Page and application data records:
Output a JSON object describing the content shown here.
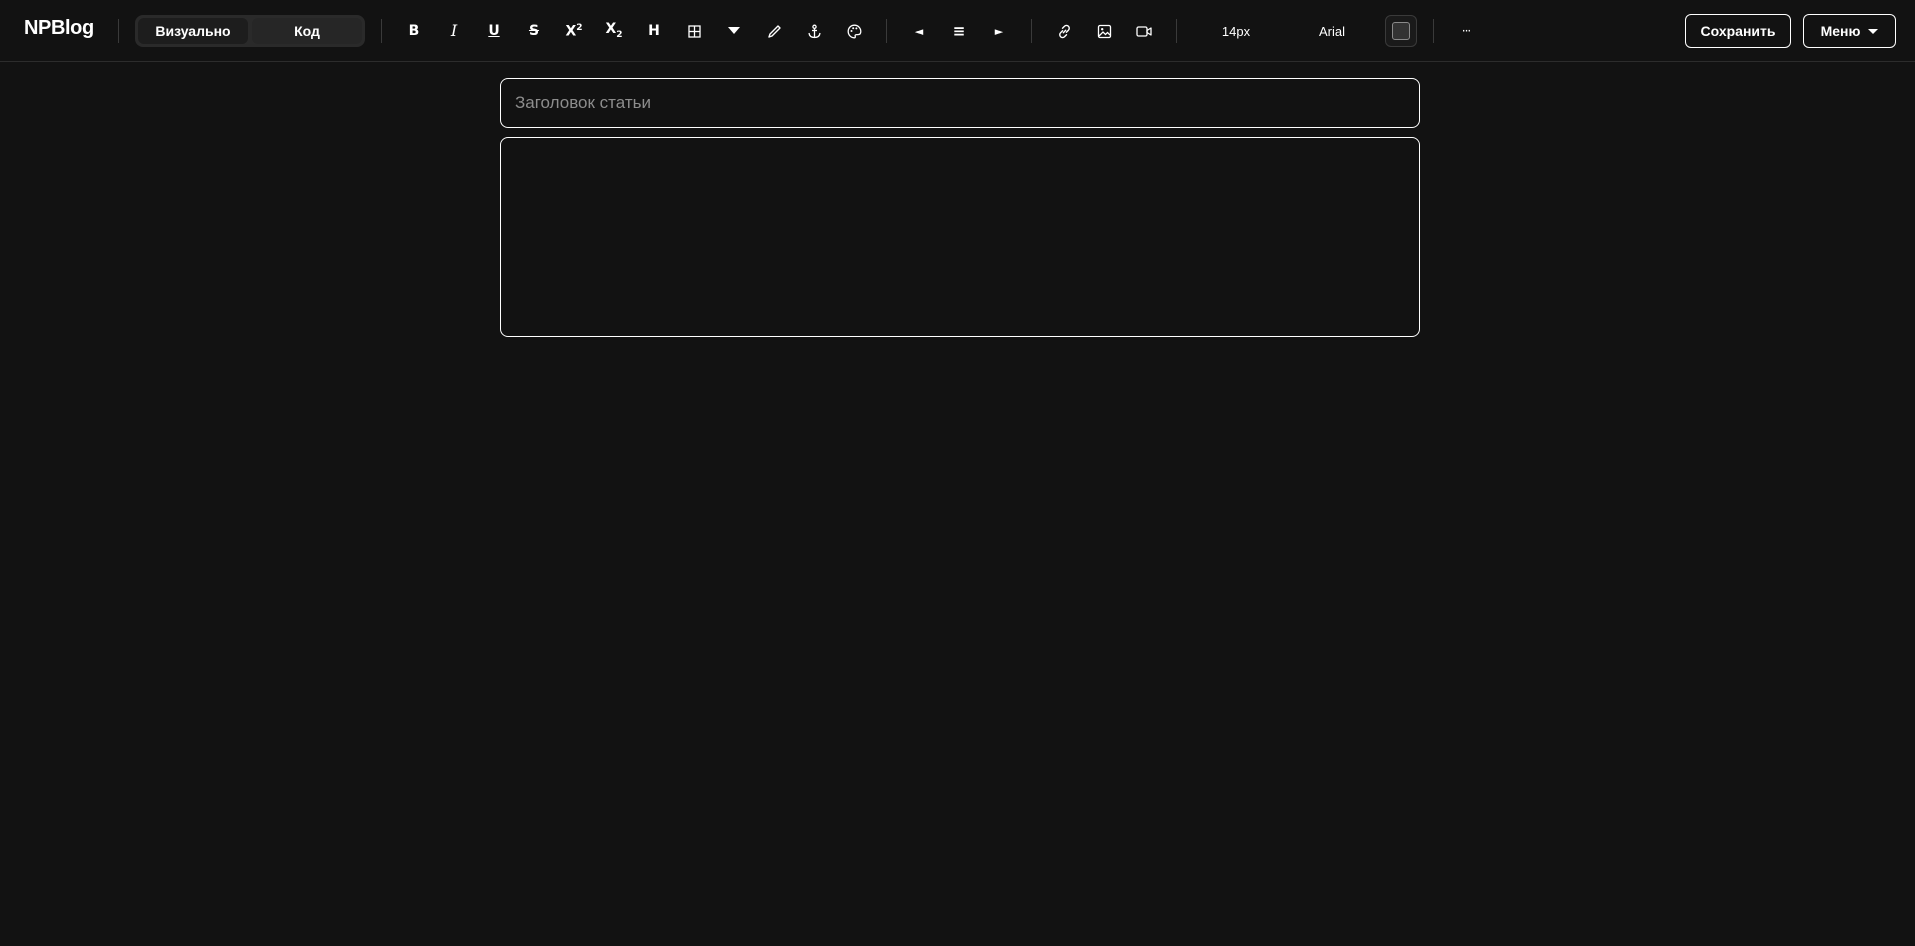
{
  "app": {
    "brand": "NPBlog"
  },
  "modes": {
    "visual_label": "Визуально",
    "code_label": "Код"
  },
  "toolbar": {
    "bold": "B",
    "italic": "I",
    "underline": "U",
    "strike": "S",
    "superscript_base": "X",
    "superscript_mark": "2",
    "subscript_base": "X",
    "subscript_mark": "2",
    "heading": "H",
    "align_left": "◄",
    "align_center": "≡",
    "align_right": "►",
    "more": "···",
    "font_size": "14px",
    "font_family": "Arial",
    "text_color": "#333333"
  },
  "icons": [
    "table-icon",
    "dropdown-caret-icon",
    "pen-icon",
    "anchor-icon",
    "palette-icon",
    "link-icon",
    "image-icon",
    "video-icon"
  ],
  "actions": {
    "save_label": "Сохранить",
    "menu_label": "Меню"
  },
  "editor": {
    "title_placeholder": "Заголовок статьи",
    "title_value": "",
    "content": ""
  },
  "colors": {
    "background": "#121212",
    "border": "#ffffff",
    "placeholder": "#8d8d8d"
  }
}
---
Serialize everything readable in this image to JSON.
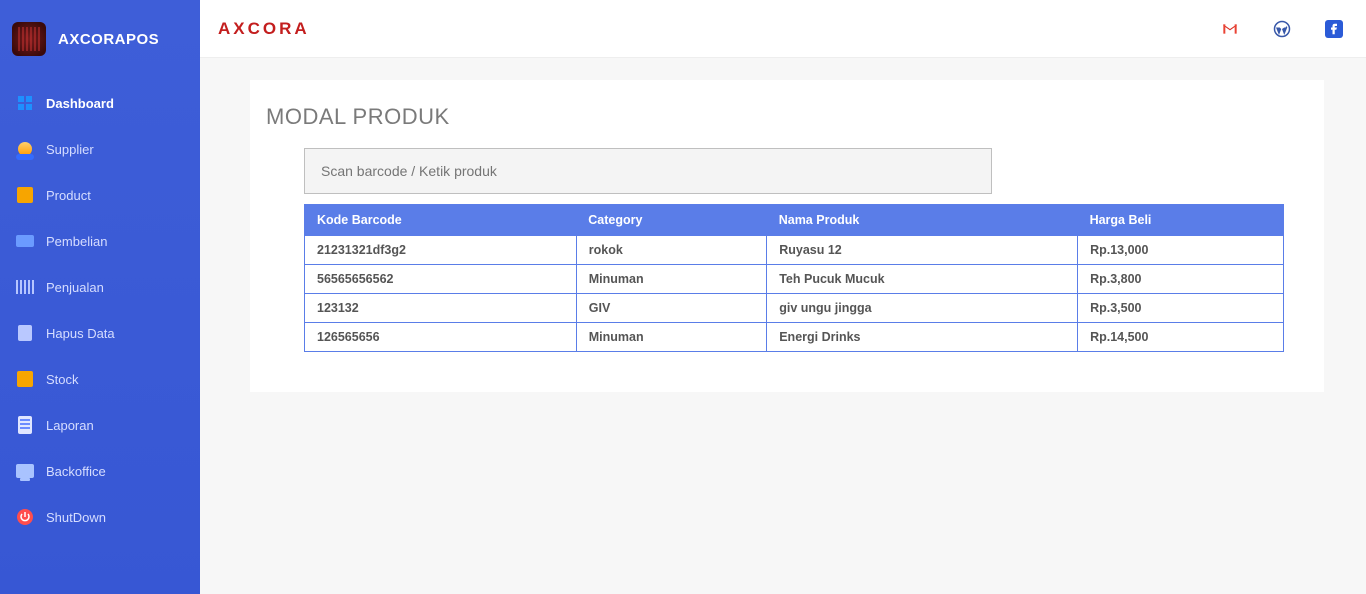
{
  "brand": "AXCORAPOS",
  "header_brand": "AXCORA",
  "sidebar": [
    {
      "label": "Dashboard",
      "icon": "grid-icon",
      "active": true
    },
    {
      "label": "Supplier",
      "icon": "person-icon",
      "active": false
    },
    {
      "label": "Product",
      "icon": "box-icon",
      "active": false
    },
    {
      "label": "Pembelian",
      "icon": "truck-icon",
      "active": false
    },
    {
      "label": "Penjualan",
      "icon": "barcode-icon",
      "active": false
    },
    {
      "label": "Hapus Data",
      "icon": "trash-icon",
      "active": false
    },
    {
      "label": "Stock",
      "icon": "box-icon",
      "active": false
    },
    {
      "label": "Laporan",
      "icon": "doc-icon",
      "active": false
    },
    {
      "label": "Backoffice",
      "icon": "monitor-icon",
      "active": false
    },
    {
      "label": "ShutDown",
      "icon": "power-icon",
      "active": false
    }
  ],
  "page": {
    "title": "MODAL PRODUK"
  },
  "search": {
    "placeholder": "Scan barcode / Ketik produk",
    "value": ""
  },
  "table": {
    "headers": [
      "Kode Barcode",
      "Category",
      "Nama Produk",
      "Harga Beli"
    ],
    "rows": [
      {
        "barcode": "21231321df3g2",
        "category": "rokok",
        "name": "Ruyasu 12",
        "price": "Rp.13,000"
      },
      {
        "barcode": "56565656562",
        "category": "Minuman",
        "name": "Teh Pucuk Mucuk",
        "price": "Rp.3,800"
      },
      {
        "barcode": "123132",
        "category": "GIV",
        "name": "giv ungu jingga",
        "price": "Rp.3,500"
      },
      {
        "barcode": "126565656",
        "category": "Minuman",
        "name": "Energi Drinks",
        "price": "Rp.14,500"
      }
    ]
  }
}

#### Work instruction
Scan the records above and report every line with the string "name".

#### Answer space
        "name": "Ruyasu 12",
        "name": "Teh Pucuk Mucuk",
        "name": "giv ungu jingga",
        "name": "Energi Drinks",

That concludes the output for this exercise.